→ **Exercise**
Your response must consist of one number: how many lines in this material contain the word "JSON".

→ **Records shown**
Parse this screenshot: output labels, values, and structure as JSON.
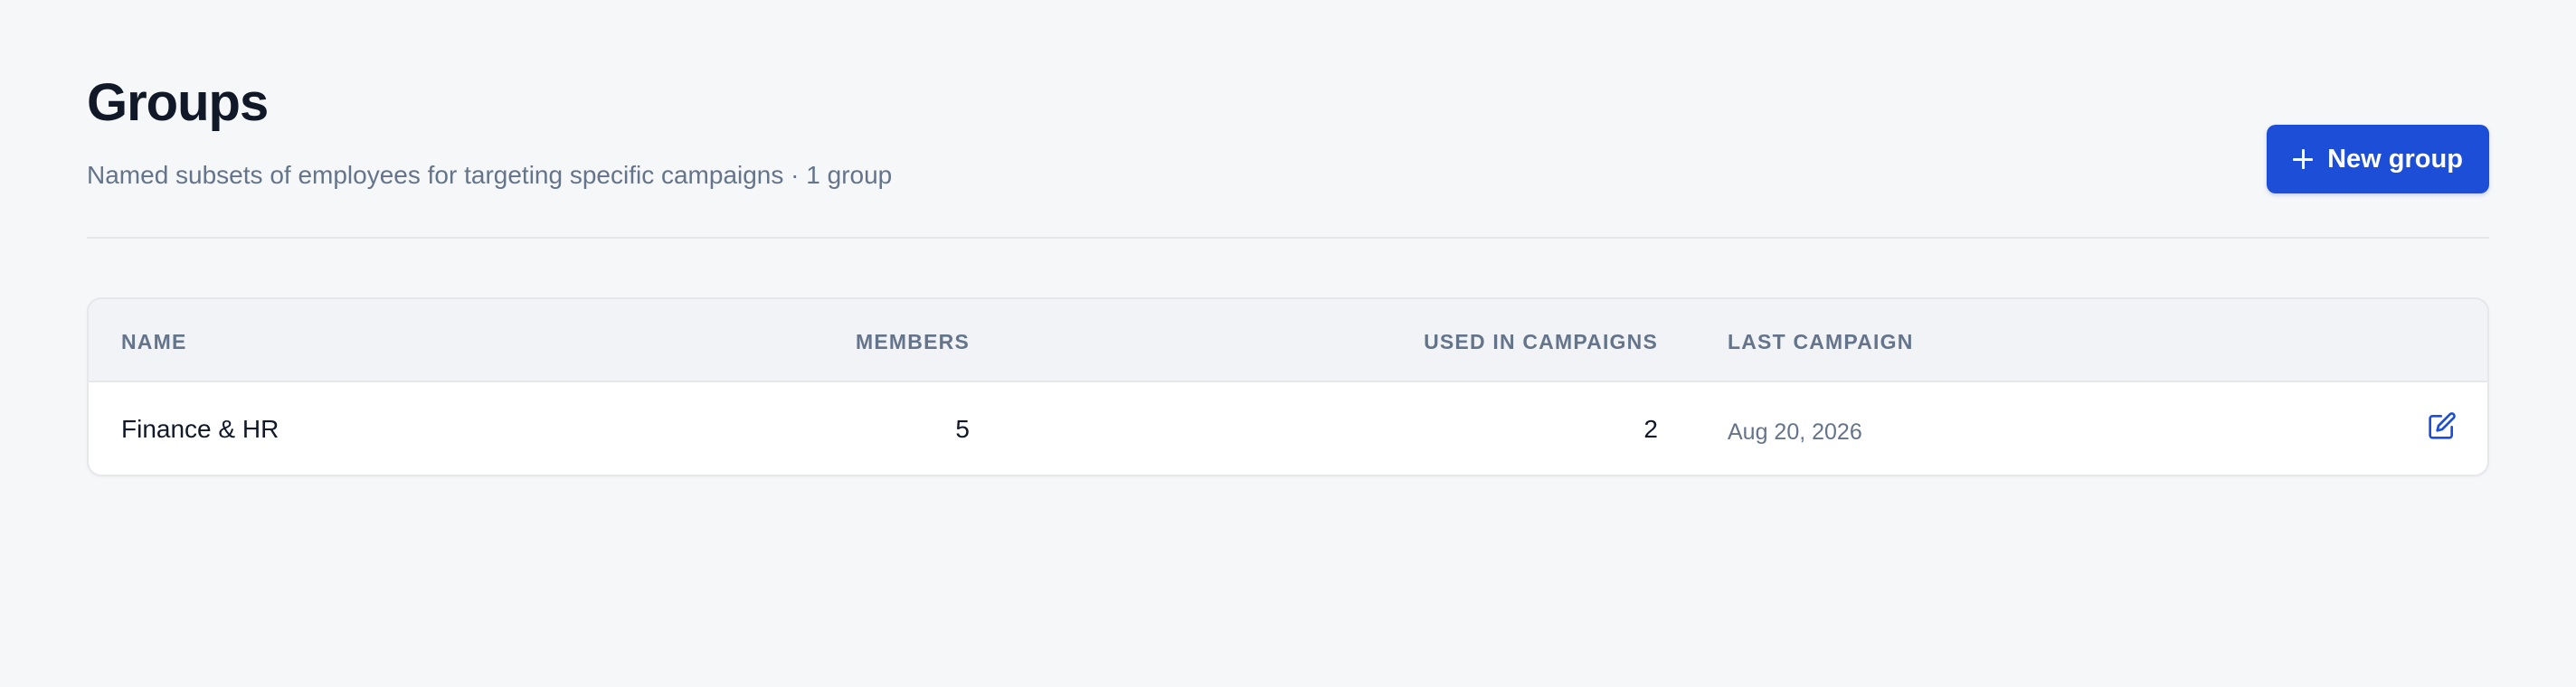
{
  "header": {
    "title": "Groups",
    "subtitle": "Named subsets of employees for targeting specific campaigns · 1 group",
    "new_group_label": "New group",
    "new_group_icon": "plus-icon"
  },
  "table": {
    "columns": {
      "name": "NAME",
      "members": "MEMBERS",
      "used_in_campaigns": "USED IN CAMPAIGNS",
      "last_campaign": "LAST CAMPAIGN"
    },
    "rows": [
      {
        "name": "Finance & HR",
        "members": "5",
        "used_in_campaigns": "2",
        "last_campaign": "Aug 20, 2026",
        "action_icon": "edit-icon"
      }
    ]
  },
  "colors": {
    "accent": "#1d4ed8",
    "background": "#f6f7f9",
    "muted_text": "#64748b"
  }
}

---

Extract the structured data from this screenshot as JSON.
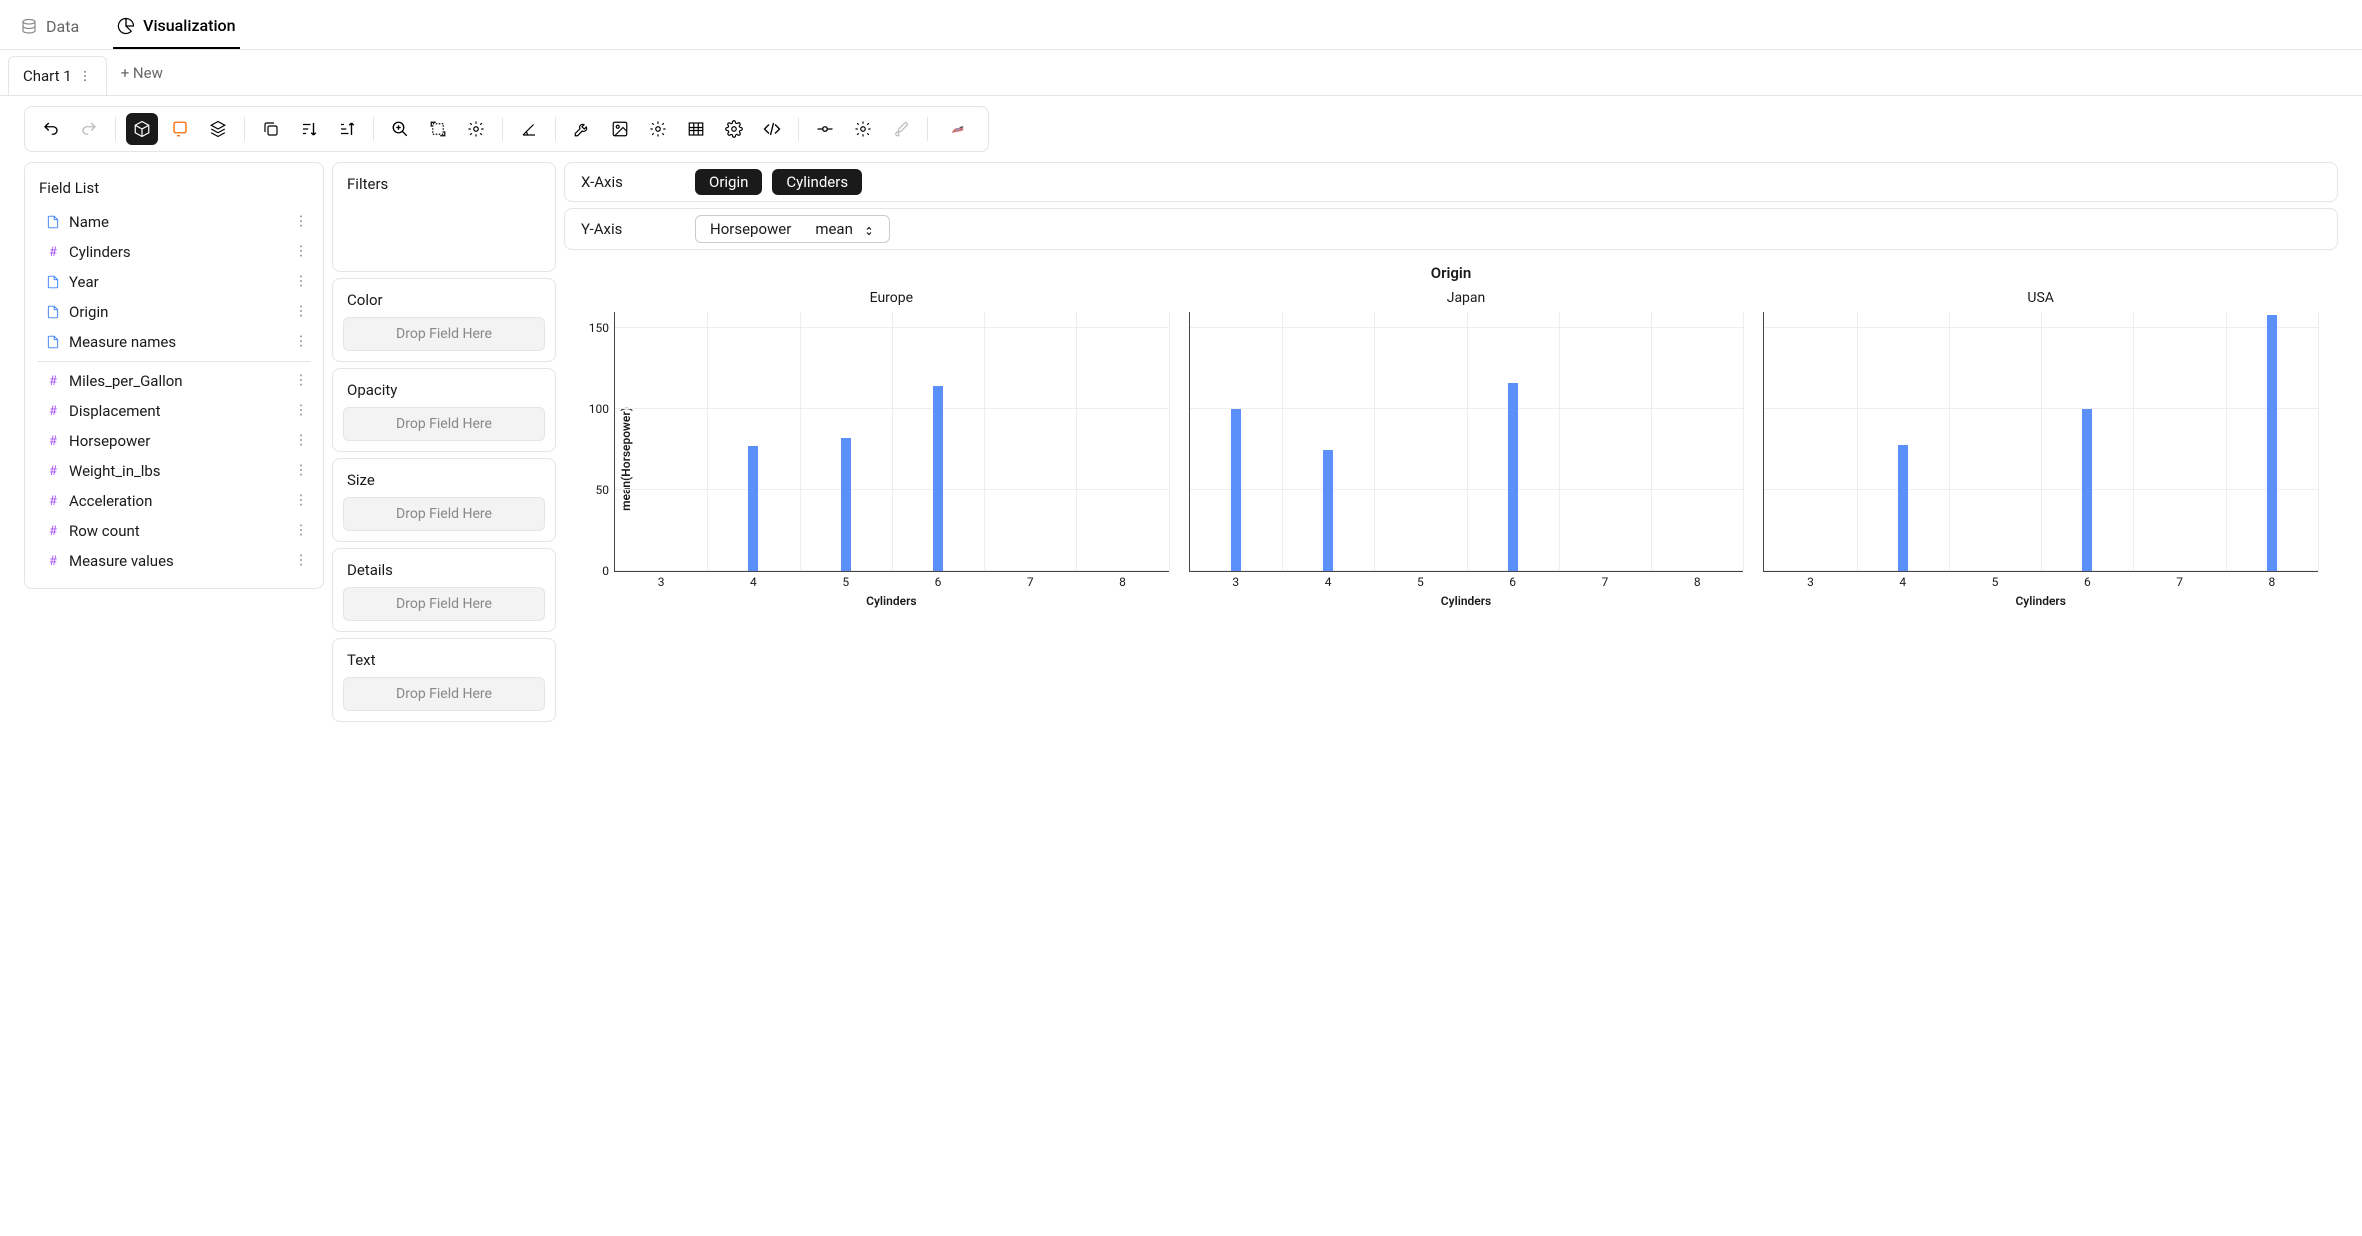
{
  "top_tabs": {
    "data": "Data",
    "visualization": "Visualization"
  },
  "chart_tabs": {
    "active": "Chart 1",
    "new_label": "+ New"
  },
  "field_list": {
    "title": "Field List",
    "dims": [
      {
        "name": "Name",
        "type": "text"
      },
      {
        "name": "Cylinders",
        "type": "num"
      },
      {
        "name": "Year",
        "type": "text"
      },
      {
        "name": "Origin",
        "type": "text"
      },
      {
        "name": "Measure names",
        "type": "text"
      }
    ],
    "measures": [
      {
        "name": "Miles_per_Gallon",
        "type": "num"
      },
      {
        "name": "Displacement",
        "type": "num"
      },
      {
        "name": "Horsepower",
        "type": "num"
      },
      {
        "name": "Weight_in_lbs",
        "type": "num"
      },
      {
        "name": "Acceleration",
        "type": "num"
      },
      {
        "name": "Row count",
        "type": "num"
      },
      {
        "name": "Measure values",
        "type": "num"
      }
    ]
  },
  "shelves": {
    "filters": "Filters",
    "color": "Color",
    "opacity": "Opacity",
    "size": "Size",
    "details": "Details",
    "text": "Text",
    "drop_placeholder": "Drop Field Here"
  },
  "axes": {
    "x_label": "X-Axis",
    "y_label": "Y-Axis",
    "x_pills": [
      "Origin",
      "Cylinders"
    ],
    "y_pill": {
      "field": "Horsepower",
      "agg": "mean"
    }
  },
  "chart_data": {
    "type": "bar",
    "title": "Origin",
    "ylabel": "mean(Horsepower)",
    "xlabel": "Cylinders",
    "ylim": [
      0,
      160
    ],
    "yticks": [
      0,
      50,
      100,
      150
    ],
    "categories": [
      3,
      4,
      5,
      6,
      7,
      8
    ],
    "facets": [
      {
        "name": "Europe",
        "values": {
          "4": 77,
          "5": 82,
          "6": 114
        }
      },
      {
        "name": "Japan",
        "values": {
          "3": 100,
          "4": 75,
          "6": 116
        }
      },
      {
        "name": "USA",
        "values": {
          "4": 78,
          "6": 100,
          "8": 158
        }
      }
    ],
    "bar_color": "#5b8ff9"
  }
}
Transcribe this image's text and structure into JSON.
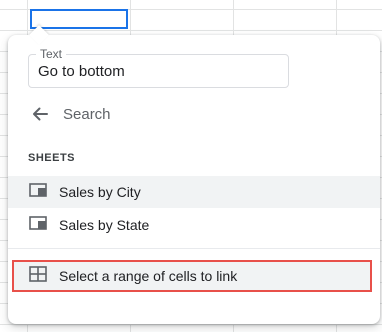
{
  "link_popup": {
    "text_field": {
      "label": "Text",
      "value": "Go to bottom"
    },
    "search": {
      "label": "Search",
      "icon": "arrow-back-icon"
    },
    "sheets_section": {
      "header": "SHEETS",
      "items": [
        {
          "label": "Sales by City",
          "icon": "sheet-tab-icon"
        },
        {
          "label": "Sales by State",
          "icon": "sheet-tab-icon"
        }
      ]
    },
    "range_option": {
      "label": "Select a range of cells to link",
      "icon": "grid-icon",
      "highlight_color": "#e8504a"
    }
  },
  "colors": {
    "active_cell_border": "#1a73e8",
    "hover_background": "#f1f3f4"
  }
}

→ **Solved exercise**
3